▶ _TASK GOAL_
The response must contain all of the entries, each one repeated exactly.

(WORKING DATA Opens)

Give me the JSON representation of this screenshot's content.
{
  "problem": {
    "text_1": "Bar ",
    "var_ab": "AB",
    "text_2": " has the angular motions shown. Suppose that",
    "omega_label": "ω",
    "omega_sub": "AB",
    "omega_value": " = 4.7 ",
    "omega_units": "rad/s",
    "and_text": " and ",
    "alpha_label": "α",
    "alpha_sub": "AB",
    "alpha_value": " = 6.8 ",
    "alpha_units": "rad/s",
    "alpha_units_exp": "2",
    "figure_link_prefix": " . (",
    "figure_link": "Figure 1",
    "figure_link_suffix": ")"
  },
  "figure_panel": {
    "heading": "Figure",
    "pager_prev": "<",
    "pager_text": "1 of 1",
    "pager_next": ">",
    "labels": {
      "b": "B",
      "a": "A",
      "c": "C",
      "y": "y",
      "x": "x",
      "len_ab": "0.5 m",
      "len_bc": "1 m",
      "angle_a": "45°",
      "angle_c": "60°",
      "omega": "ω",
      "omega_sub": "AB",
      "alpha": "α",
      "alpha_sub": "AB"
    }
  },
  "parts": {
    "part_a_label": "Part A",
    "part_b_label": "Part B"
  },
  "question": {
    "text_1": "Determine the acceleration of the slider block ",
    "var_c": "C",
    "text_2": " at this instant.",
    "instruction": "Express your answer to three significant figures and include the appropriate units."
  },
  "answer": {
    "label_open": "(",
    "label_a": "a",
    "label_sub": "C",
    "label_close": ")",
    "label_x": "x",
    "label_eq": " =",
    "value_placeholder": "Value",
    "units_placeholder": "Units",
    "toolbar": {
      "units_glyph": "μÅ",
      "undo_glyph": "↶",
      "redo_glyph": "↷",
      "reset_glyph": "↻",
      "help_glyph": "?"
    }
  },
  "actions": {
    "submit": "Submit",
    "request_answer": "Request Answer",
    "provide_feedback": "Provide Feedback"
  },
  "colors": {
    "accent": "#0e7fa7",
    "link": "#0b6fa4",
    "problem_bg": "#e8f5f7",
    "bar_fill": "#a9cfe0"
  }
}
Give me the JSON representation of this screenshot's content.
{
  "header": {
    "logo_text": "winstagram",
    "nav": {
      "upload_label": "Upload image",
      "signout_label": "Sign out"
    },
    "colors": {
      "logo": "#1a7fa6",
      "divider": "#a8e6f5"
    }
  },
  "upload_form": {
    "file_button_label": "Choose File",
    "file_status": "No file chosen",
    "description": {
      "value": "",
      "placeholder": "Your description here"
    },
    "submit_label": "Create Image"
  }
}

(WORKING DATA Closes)

▶ _THE ANSWER_
Give me the JSON representation of this screenshot's content.
{
  "problem": {
    "text_1": "Bar ",
    "var_ab": "AB",
    "text_2": " has the angular motions shown. Suppose that",
    "omega_label": "ω",
    "omega_sub": "AB",
    "omega_value": " = 4.7 ",
    "omega_units": "rad/s",
    "and_text": " and ",
    "alpha_label": "α",
    "alpha_sub": "AB",
    "alpha_value": " = 6.8 ",
    "alpha_units": "rad/s",
    "alpha_units_exp": "2",
    "figure_link_prefix": " . (",
    "figure_link": "Figure 1",
    "figure_link_suffix": ")"
  },
  "figure_panel": {
    "heading": "Figure",
    "pager_prev": "<",
    "pager_text": "1 of 1",
    "pager_next": ">",
    "labels": {
      "b": "B",
      "a": "A",
      "c": "C",
      "y": "y",
      "x": "x",
      "len_ab": "0.5 m",
      "len_bc": "1 m",
      "angle_a": "45°",
      "angle_c": "60°",
      "omega": "ω",
      "omega_sub": "AB",
      "alpha": "α",
      "alpha_sub": "AB"
    }
  },
  "parts": {
    "part_a_label": "Part A",
    "part_b_label": "Part B"
  },
  "question": {
    "text_1": "Determine the acceleration of the slider block ",
    "var_c": "C",
    "text_2": " at this instant.",
    "instruction": "Express your answer to three significant figures and include the appropriate units."
  },
  "answer": {
    "label_open": "(",
    "label_a": "a",
    "label_sub": "C",
    "label_close": ")",
    "label_x": "x",
    "label_eq": " =",
    "value_placeholder": "Value",
    "units_placeholder": "Units",
    "toolbar": {
      "units_glyph": "μÅ",
      "undo_glyph": "↶",
      "redo_glyph": "↷",
      "reset_glyph": "↻",
      "help_glyph": "?"
    }
  },
  "actions": {
    "submit": "Submit",
    "request_answer": "Request Answer",
    "provide_feedback": "Provide Feedback"
  },
  "colors": {
    "accent": "#0e7fa7",
    "link": "#0b6fa4",
    "problem_bg": "#e8f5f7",
    "bar_fill": "#a9cfe0"
  }
}
Give me the JSON representation of this screenshot's content.
{
  "header": {
    "logo_text": "winstagram",
    "nav": {
      "upload_label": "Upload image",
      "signout_label": "Sign out"
    },
    "colors": {
      "logo": "#1a7fa6",
      "divider": "#a8e6f5"
    }
  },
  "upload_form": {
    "file_button_label": "Choose File",
    "file_status": "No file chosen",
    "description": {
      "value": "",
      "placeholder": "Your description here"
    },
    "submit_label": "Create Image"
  }
}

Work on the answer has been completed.